→ WHAT THIS TASK INVOLVES
All of the data that follows should be retyped exactly as it appears.

═════ TASK DATA ═════

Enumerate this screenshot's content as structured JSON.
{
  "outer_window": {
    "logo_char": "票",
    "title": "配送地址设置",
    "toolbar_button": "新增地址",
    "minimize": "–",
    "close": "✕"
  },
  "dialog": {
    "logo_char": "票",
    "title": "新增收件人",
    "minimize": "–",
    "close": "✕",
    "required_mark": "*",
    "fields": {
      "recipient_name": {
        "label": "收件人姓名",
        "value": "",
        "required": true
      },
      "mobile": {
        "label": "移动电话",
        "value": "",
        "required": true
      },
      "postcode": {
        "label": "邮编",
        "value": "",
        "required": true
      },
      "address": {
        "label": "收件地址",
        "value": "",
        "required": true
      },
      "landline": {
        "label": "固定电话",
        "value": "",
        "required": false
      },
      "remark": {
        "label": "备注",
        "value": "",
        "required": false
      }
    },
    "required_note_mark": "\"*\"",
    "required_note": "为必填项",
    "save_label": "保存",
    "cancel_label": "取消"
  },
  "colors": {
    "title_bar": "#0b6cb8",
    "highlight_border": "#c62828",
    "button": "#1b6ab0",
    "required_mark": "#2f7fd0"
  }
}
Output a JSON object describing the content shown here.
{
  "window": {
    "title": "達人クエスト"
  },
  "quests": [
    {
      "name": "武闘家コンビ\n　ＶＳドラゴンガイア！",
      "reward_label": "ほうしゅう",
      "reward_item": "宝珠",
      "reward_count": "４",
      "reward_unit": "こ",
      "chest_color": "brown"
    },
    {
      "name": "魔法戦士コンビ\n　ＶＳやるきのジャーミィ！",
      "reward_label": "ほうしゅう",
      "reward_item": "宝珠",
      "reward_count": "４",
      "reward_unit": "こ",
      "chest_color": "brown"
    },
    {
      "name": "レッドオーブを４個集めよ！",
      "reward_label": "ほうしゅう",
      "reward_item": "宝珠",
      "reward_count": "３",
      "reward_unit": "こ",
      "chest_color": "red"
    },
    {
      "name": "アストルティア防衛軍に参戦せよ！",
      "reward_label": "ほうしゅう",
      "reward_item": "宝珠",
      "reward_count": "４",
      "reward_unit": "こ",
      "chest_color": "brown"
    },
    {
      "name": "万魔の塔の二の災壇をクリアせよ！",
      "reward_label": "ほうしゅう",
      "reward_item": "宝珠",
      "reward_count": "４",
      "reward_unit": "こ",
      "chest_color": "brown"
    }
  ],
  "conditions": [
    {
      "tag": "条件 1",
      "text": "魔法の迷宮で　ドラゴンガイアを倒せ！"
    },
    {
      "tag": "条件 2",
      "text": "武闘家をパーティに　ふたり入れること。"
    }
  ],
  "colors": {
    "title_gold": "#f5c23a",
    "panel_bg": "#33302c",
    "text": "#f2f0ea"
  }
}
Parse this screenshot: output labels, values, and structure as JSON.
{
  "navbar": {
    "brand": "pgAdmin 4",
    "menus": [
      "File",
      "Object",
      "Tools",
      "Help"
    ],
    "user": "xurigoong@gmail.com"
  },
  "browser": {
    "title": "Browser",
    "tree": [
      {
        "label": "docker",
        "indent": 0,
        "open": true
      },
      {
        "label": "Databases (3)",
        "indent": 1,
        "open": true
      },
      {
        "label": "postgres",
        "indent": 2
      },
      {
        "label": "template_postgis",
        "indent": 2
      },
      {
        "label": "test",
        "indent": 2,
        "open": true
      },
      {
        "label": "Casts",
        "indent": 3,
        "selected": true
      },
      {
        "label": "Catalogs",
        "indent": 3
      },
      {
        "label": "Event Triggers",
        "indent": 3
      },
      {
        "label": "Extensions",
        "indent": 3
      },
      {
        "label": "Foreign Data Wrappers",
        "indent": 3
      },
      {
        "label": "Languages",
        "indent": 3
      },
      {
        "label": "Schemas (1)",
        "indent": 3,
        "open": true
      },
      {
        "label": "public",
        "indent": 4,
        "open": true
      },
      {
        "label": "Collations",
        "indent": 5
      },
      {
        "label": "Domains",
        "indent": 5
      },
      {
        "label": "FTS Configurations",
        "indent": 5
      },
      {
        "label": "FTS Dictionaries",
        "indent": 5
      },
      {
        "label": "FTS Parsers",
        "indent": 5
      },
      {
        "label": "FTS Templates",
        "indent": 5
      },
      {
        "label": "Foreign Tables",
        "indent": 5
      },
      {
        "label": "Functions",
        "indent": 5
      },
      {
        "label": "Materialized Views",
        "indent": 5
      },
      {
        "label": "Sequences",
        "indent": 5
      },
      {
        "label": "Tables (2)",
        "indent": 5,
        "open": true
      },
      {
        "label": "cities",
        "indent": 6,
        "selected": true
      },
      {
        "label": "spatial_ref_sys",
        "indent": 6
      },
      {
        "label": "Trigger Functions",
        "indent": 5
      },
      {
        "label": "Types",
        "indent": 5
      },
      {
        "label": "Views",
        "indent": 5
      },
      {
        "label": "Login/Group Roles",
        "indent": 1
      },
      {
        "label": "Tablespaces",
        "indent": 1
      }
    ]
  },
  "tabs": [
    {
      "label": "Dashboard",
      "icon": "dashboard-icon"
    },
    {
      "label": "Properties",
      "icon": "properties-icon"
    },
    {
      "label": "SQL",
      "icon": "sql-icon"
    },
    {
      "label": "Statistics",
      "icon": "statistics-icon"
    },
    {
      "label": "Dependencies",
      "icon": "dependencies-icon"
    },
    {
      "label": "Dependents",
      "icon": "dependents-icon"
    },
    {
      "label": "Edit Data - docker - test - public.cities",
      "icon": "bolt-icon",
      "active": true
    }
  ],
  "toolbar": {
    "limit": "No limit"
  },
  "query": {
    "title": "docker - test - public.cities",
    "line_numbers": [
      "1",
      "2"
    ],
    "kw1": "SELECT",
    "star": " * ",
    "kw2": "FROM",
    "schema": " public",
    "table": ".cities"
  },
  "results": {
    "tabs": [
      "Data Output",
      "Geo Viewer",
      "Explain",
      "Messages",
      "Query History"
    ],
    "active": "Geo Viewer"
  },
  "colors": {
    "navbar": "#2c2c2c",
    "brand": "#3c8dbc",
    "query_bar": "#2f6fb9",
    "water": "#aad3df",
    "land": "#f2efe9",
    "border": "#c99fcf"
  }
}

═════

→ THE COMPLETED TASK
Enumerate this screenshot's content as structured JSON.
{
  "outer_window": {
    "logo_char": "票",
    "title": "配送地址设置",
    "toolbar_button": "新增地址",
    "minimize": "–",
    "close": "✕"
  },
  "dialog": {
    "logo_char": "票",
    "title": "新增收件人",
    "minimize": "–",
    "close": "✕",
    "required_mark": "*",
    "fields": {
      "recipient_name": {
        "label": "收件人姓名",
        "value": "",
        "required": true
      },
      "mobile": {
        "label": "移动电话",
        "value": "",
        "required": true
      },
      "postcode": {
        "label": "邮编",
        "value": "",
        "required": true
      },
      "address": {
        "label": "收件地址",
        "value": "",
        "required": true
      },
      "landline": {
        "label": "固定电话",
        "value": "",
        "required": false
      },
      "remark": {
        "label": "备注",
        "value": "",
        "required": false
      }
    },
    "required_note_mark": "\"*\"",
    "required_note": "为必填项",
    "save_label": "保存",
    "cancel_label": "取消"
  },
  "colors": {
    "title_bar": "#0b6cb8",
    "highlight_border": "#c62828",
    "button": "#1b6ab0",
    "required_mark": "#2f7fd0"
  }
}
Output a JSON object describing the content shown here.
{
  "window": {
    "title": "達人クエスト"
  },
  "quests": [
    {
      "name": "武闘家コンビ\n　ＶＳドラゴンガイア！",
      "reward_label": "ほうしゅう",
      "reward_item": "宝珠",
      "reward_count": "４",
      "reward_unit": "こ",
      "chest_color": "brown"
    },
    {
      "name": "魔法戦士コンビ\n　ＶＳやるきのジャーミィ！",
      "reward_label": "ほうしゅう",
      "reward_item": "宝珠",
      "reward_count": "４",
      "reward_unit": "こ",
      "chest_color": "brown"
    },
    {
      "name": "レッドオーブを４個集めよ！",
      "reward_label": "ほうしゅう",
      "reward_item": "宝珠",
      "reward_count": "３",
      "reward_unit": "こ",
      "chest_color": "red"
    },
    {
      "name": "アストルティア防衛軍に参戦せよ！",
      "reward_label": "ほうしゅう",
      "reward_item": "宝珠",
      "reward_count": "４",
      "reward_unit": "こ",
      "chest_color": "brown"
    },
    {
      "name": "万魔の塔の二の災壇をクリアせよ！",
      "reward_label": "ほうしゅう",
      "reward_item": "宝珠",
      "reward_count": "４",
      "reward_unit": "こ",
      "chest_color": "brown"
    }
  ],
  "conditions": [
    {
      "tag": "条件 1",
      "text": "魔法の迷宮で　ドラゴンガイアを倒せ！"
    },
    {
      "tag": "条件 2",
      "text": "武闘家をパーティに　ふたり入れること。"
    }
  ],
  "colors": {
    "title_gold": "#f5c23a",
    "panel_bg": "#33302c",
    "text": "#f2f0ea"
  }
}
Parse this screenshot: output labels, values, and structure as JSON.
{
  "navbar": {
    "brand": "pgAdmin 4",
    "menus": [
      "File",
      "Object",
      "Tools",
      "Help"
    ],
    "user": "xurigoong@gmail.com"
  },
  "browser": {
    "title": "Browser",
    "tree": [
      {
        "label": "docker",
        "indent": 0,
        "open": true
      },
      {
        "label": "Databases (3)",
        "indent": 1,
        "open": true
      },
      {
        "label": "postgres",
        "indent": 2
      },
      {
        "label": "template_postgis",
        "indent": 2
      },
      {
        "label": "test",
        "indent": 2,
        "open": true
      },
      {
        "label": "Casts",
        "indent": 3,
        "selected": true
      },
      {
        "label": "Catalogs",
        "indent": 3
      },
      {
        "label": "Event Triggers",
        "indent": 3
      },
      {
        "label": "Extensions",
        "indent": 3
      },
      {
        "label": "Foreign Data Wrappers",
        "indent": 3
      },
      {
        "label": "Languages",
        "indent": 3
      },
      {
        "label": "Schemas (1)",
        "indent": 3,
        "open": true
      },
      {
        "label": "public",
        "indent": 4,
        "open": true
      },
      {
        "label": "Collations",
        "indent": 5
      },
      {
        "label": "Domains",
        "indent": 5
      },
      {
        "label": "FTS Configurations",
        "indent": 5
      },
      {
        "label": "FTS Dictionaries",
        "indent": 5
      },
      {
        "label": "FTS Parsers",
        "indent": 5
      },
      {
        "label": "FTS Templates",
        "indent": 5
      },
      {
        "label": "Foreign Tables",
        "indent": 5
      },
      {
        "label": "Functions",
        "indent": 5
      },
      {
        "label": "Materialized Views",
        "indent": 5
      },
      {
        "label": "Sequences",
        "indent": 5
      },
      {
        "label": "Tables (2)",
        "indent": 5,
        "open": true
      },
      {
        "label": "cities",
        "indent": 6,
        "selected": true
      },
      {
        "label": "spatial_ref_sys",
        "indent": 6
      },
      {
        "label": "Trigger Functions",
        "indent": 5
      },
      {
        "label": "Types",
        "indent": 5
      },
      {
        "label": "Views",
        "indent": 5
      },
      {
        "label": "Login/Group Roles",
        "indent": 1
      },
      {
        "label": "Tablespaces",
        "indent": 1
      }
    ]
  },
  "tabs": [
    {
      "label": "Dashboard",
      "icon": "dashboard-icon"
    },
    {
      "label": "Properties",
      "icon": "properties-icon"
    },
    {
      "label": "SQL",
      "icon": "sql-icon"
    },
    {
      "label": "Statistics",
      "icon": "statistics-icon"
    },
    {
      "label": "Dependencies",
      "icon": "dependencies-icon"
    },
    {
      "label": "Dependents",
      "icon": "dependents-icon"
    },
    {
      "label": "Edit Data - docker - test - public.cities",
      "icon": "bolt-icon",
      "active": true
    }
  ],
  "toolbar": {
    "limit": "No limit"
  },
  "query": {
    "title": "docker - test - public.cities",
    "line_numbers": [
      "1",
      "2"
    ],
    "kw1": "SELECT",
    "star": " * ",
    "kw2": "FROM",
    "schema": " public",
    "table": ".cities"
  },
  "results": {
    "tabs": [
      "Data Output",
      "Geo Viewer",
      "Explain",
      "Messages",
      "Query History"
    ],
    "active": "Geo Viewer"
  },
  "colors": {
    "navbar": "#2c2c2c",
    "brand": "#3c8dbc",
    "query_bar": "#2f6fb9",
    "water": "#aad3df",
    "land": "#f2efe9",
    "border": "#c99fcf"
  }
}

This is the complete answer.